[WHAT TO PRODUCE]: Retyping the entries exactly is all that is required.

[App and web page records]
+ + + + +

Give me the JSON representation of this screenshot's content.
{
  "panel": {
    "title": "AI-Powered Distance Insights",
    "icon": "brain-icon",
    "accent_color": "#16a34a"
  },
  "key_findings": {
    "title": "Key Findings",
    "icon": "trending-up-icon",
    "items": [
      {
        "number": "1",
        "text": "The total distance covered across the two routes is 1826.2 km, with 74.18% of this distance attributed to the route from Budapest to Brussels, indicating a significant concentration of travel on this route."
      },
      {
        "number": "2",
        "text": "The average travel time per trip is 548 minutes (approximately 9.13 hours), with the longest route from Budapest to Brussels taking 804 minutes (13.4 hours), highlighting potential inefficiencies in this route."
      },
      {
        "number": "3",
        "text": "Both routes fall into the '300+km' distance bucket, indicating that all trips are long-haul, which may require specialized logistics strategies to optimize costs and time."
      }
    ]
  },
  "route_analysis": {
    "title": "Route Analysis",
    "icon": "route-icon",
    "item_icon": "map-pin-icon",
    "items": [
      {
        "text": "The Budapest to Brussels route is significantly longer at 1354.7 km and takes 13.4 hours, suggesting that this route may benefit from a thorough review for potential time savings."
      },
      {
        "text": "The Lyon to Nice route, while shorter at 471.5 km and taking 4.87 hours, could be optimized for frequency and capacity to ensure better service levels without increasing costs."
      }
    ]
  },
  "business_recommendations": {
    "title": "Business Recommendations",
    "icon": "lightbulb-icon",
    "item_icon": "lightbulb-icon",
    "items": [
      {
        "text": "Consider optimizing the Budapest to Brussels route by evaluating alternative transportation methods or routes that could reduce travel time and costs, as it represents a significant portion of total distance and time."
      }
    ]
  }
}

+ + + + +

[OUTPUT FOR THIS EXERCISE]:
Give me the JSON representation of this screenshot's content.
{
  "panel": {
    "title": "AI-Powered Distance Insights",
    "icon": "brain-icon",
    "accent_color": "#16a34a"
  },
  "key_findings": {
    "title": "Key Findings",
    "icon": "trending-up-icon",
    "items": [
      {
        "number": "1",
        "text": "The total distance covered across the two routes is 1826.2 km, with 74.18% of this distance attributed to the route from Budapest to Brussels, indicating a significant concentration of travel on this route."
      },
      {
        "number": "2",
        "text": "The average travel time per trip is 548 minutes (approximately 9.13 hours), with the longest route from Budapest to Brussels taking 804 minutes (13.4 hours), highlighting potential inefficiencies in this route."
      },
      {
        "number": "3",
        "text": "Both routes fall into the '300+km' distance bucket, indicating that all trips are long-haul, which may require specialized logistics strategies to optimize costs and time."
      }
    ]
  },
  "route_analysis": {
    "title": "Route Analysis",
    "icon": "route-icon",
    "item_icon": "map-pin-icon",
    "items": [
      {
        "text": "The Budapest to Brussels route is significantly longer at 1354.7 km and takes 13.4 hours, suggesting that this route may benefit from a thorough review for potential time savings."
      },
      {
        "text": "The Lyon to Nice route, while shorter at 471.5 km and taking 4.87 hours, could be optimized for frequency and capacity to ensure better service levels without increasing costs."
      }
    ]
  },
  "business_recommendations": {
    "title": "Business Recommendations",
    "icon": "lightbulb-icon",
    "item_icon": "lightbulb-icon",
    "items": [
      {
        "text": "Consider optimizing the Budapest to Brussels route by evaluating alternative transportation methods or routes that could reduce travel time and costs, as it represents a significant portion of total distance and time."
      }
    ]
  }
}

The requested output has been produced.